About Little Penguins

​​​​​​​​​The little penguin, Eudyptula minor, is the smallest of all penguins. Adults weigh about a kilogram, grow to a height of 40 cm and live, on average, six years.  

Little penguins breed in colonies in southern Australia – as far north as Port Stephens in the east to Fremantle in the west – and the species also breeds in New Zealand. The majority of the Australian population is found in Tasmania.

​Previous Tasmanian population estimates have ranged from 110,000 to 190,000 breeding pairs, with the most abundant populations found on Tasmanian offshore islands and less than 5 percent on mainland Tasmania. Increasing survey efforts at colonies around Tasmania to provide updated information regarding current distribution and abundance is a priority.​

A pair of little penguins swimming. Image courtesy of Eric J Woehler

Image copyright Eric J Woehler

​Little penguins usually make shallow, short dives between 10–30 m to feed mainly on small school fish, squid or krill. Before coming back to land in the early evening, groups of penguins gather beyond the surf where they may be heard calling to each other. Most birds return to their colonies in small groups within an hour or so of darkness.   


Little penguins generally nest in a burrow consisting of a 60–80 cm tunnel with a nest 'bowl' at the end. Nests may also occur under clumps of vegetation or buildings and among coastal rocks. 

A little penguin in its burrow. The nest 'bowl' is visible.

Little penguins nest in a burrow, creating a nest 'bowl' at the end.
Photo: Perviz Marker

​The breeding season can vary between individuals, locations and years, although commonly starts in winter when birds return to prepare the nest. A clutch of two eggs may be found as early as May or as late as December. The penguin pair share incubation shifts of up to a week and hatching occurs after about 35 days. 

Chicks fledge at about eight weeks old and move out to sea to feed.

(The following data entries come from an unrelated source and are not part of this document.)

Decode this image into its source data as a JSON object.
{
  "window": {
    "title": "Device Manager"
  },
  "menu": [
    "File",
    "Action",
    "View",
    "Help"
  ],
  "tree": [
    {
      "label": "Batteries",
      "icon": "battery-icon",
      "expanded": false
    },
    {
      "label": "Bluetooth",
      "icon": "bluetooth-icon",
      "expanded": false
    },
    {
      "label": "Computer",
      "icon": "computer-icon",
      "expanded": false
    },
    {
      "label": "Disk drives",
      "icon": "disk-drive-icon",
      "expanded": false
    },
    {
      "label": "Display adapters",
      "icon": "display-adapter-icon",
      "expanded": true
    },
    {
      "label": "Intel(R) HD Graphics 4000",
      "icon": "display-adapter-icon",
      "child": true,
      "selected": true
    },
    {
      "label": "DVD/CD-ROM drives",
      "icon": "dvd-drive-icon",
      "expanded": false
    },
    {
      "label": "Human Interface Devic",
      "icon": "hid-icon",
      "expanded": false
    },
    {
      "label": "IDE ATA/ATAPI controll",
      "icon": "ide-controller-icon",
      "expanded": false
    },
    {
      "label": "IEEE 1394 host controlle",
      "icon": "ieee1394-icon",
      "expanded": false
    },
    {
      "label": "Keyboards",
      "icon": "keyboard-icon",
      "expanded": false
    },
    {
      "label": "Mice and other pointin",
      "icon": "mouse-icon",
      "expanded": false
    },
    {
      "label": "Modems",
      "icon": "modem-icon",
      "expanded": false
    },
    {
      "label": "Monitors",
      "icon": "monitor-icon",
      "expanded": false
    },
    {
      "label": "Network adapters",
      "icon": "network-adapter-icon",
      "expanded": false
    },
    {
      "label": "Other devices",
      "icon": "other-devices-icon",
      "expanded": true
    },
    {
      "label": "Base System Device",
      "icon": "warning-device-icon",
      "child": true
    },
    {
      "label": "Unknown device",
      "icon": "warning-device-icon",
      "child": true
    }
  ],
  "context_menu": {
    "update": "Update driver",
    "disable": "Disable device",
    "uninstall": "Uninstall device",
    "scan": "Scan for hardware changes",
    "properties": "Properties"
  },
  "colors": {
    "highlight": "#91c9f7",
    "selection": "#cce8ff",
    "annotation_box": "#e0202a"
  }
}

Threats to little penguins include entanglement in gillnets, oil spills and plastic ingestion. Uncontrolled dogs or feral cats can have large impacts on penguin colonies and may kill many individuals. The effects of human habitation, such as road kills, direct harassment, vegetation burn-off and housing development also pose threats to colonies. Seasonal changes in natural food supplies may also cause many young birds to be washed up dead or in weak condition on beaches.

Viewing penguins​​​

Little penguins can be seen at a number of locations around Tasmania. If you intend to go penguin watching, please first read the penguin viewing guidelines so you do not disturb these highly sensitive birds. 

Ideally, join a guided penguin tour. This will greatly enhance your experience as well as help reduce human impact at colonies.

Cradle Coast Natural Resource Management has launched a little penguin education module.


Wildlife Services

GPO Box 44,
HOBART, TAS, 7001.